“No Hands” Doesn’t Equal “No Distraction”
Most people believe that a cell phone is distracting because the driver has to use one hand to hold up the phone or dial/text while using the other hand to drive. However, if you eliminate the need to use your hands, you eliminate the danger — or so many people believe.
Experts say that Bluetooth devices and hands-free headsets have not entirely eliminated the distraction factor to create safer driving scenarios. In fact, hands-free devices can be just as distracting because the driver’s mental focus is taken off the road to answer calls, hear messages read aloud and configure the device for use.

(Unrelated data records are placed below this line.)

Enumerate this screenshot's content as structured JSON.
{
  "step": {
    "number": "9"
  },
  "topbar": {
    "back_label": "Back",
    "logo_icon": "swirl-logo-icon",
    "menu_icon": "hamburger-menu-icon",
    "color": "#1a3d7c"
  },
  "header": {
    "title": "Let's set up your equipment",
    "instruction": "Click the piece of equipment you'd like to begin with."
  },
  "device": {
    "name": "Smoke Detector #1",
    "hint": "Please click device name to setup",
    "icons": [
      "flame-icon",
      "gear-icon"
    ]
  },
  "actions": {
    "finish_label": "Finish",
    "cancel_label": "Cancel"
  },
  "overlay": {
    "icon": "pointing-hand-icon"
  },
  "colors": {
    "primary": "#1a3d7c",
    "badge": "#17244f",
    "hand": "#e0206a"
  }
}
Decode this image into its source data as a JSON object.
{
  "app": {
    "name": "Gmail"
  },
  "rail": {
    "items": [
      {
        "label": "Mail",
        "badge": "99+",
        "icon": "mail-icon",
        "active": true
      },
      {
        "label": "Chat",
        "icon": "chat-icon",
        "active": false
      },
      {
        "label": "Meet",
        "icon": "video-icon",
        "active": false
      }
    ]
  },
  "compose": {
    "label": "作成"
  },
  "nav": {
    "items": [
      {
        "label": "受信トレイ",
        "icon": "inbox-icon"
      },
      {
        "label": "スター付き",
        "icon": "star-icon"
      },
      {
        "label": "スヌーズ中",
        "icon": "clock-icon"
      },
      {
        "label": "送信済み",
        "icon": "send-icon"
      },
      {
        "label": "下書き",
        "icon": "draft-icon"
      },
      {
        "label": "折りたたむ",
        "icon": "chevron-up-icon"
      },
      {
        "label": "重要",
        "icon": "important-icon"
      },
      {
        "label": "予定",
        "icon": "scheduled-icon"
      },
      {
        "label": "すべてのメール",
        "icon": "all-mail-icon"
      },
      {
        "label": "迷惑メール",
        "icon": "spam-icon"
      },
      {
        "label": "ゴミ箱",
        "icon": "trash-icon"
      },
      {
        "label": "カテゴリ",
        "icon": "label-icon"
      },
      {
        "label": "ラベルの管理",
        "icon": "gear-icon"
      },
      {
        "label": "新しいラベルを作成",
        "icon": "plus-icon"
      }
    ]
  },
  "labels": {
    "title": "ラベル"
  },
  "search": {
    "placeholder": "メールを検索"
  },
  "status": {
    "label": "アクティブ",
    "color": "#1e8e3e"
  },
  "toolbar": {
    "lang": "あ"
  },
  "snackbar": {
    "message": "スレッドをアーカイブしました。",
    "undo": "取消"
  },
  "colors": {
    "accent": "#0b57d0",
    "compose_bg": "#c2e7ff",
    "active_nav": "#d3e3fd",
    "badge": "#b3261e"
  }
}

It is estimated that one-tenth of all drivers use their cell phones while they are behind the wheel and this use contributes to nearly one-fourth of all car accidents. Distraction is a real problem on the roads, and since April was Distracted Driving Awareness Month, many prominent safety workers and businesses have called for an overhaul to the current standards of safe cell phone use, which rely heavily on the use of hands-free devices to cut back on distractions and promote safe driving.
In a piece posted to the U.S. Department of Labor’s blog, National Safety Council CEO and president Deborah Hersman wrote about the fallacy of equating “hands-free” with “risk-free” and the dangerous results. She stated that companies need to begin implementing safer practices for their employees’ cell phone use, especially on company time and during travel.
She referenced the legal responsibilities outlined in the Occupational Safety and Health Administration’s distracted driving brochure, which detail how employers should handle company vehicles, company cell phones and safety.
Highlighted in Hersman’s blog post is Owens Corning, the recipient of the 2014 Green Cross for Safety medal. The company has enforced a strict cell phone policy—no phones in use while driving, either hands-free or otherwise—for the past three years. Before implementing this rule, the company CEO went 90 days without using his cell phone in the car and found it did not affect his productivity.
Costs of Communication
Hersman’s piece is aimed at raising awareness for employers who provide company cell phones or require on-the-go communication between employees, but her message is true for all drivers. “There is no safe way to use a cell phone and drive,” she says, and each year, many drivers and passengers are killed as a result of constant connectivity and distraction.
In eliminating cell phone use on the road entirely, Hersman believes that distracted driving will become a thing of the past as drivers return their attention fully to the roads ahead.
At Levine Law, we represent anyone who has been injured as a result of someone else’s distracted driving or negligence behind the wheel, whether the driver was using a cell phone or a hands-free device. If you feel that you may have a personal injury claim, contact one of our Denver auto accident attorneys to discuss your case today.